For fans of aromatherapy, sweet orange oil is thought to have positive benefits to people through its scent. A study in 2005 found that orange essential oil helped calm people who were waiting to undergo a dental procedure, but many scientists still question the actual benefits of aromatherapy [source: Lehrner].

To learn more about how sweet orange oil works in your skin care products, read the links on the next page.


Lots More Information

Related HowStuffWorks Articles
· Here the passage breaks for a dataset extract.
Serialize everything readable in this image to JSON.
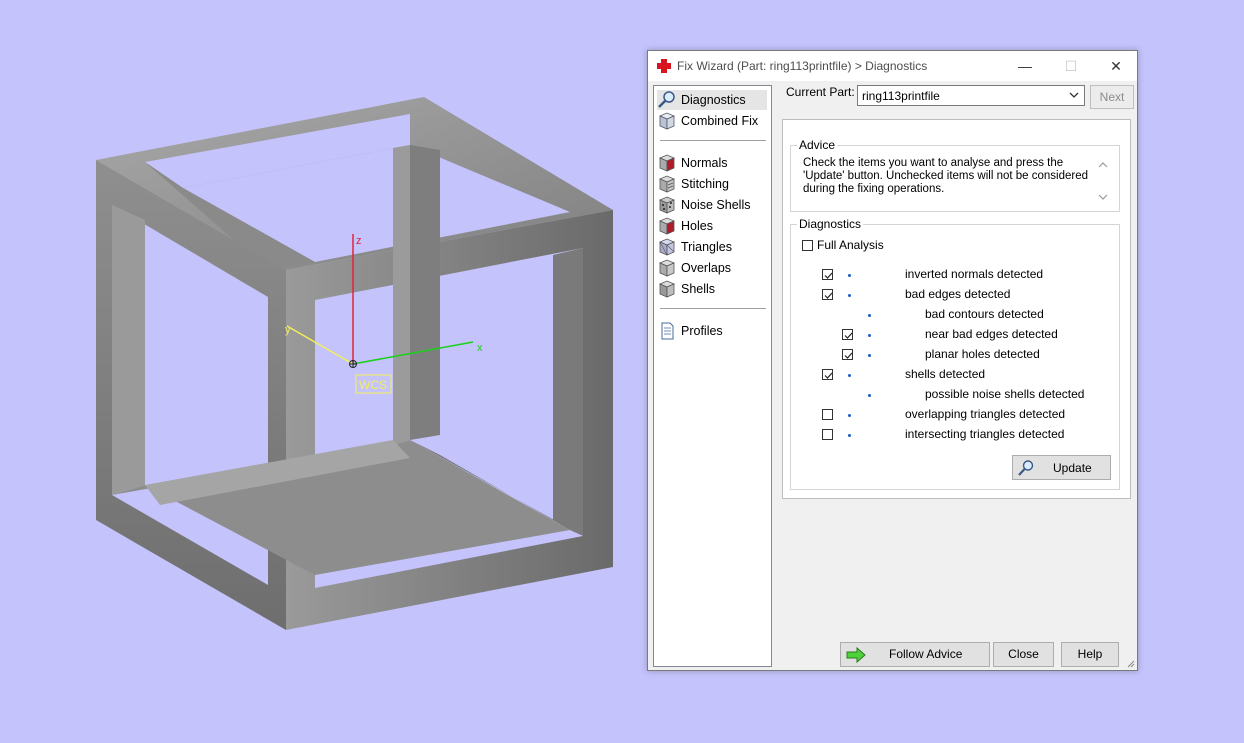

  • AromaWeb. "Sweet Orange Essential Oil." (Accessed Oct. 4, 2009)
  • Aura Cacia. "Sweet Orange Essential Oil." (Accessed Oct. 4, 2009)
  • Cosmetics Database. "Citrus aurantium dulcis (sweet orange) oil." Environmental Working Group. (Accessed Oct. 6, 2009)
  • Cosmetics Database. "Citrus sinensis (sweet orange) essential oil." Environmental Working Group. (Accessed Oct. 6, 2009)
  • Dugo, Giovanni; and Angelo Di Giacomo, eds. "Citrus." Taylor & Francis, New York; 2002. (Accessed Oct. 6, 2009)
  • Filipsson, A. Falk; J. Bard; and S. Karlsson. "Limonene." World Health Organization. 1998. (Accessed Oct. 6, 2009)
  • Grieve, M. "Sweet Orange." (Accessed Oct. 4, 2009)
  • Healthy Child. "D-Limonene." (Accessed Oct. 4, 2009)
  • Lehrner, J.; G. Marwinski.; S, Lehr; P. Johren; and L. Deecke. "Ambient odors of orange and lavender reduce anxiety and improve mood in a dental office." Physiology & Behavior 86 (1-2) pp. 92-95. June 24, 2005. (Accessed Oct. 4, 2009)
  • Maltzman, Terese H.; Lind. M. Hurt; Charles E. Elson; Martin A. Tanner; and Michael N. Gould. "The prevention of nitrosomethylurea-induced mammary tumors by d-limonene and orange oil." Carcinogenesis. Oxford University. Vol. 10, No. 4. 1989. (Accessed Oct. 6, 2009)
  • Mayo Clinic. "Dermatitis." Dec. 7, 2007. (Accessed Oct. 4, 2009)
  • Occupational Safety & Health Administration. "Limonene." U.S. Department of Labor. Jan. 4, 2005. (Accessed Oct. 4, 2009)
  • Phytochemicals. "Limonene." (Accessed Oct. 4, 2009)
  • Phytochemicals. "Sweet Orange." (Accessed Oct. 4, 2009)
  • Placzek, Marianne; Wolfgang Fromel; Bernadette Eberlein; Klaus-Peter Gilbertz; and Bernhard Pryzbilla. "Evaluation of Phototoxic Properties in Fragrances." Acta Derm Venereol 2007; 87. 312-316. (Accessed Oct. 6, 2009)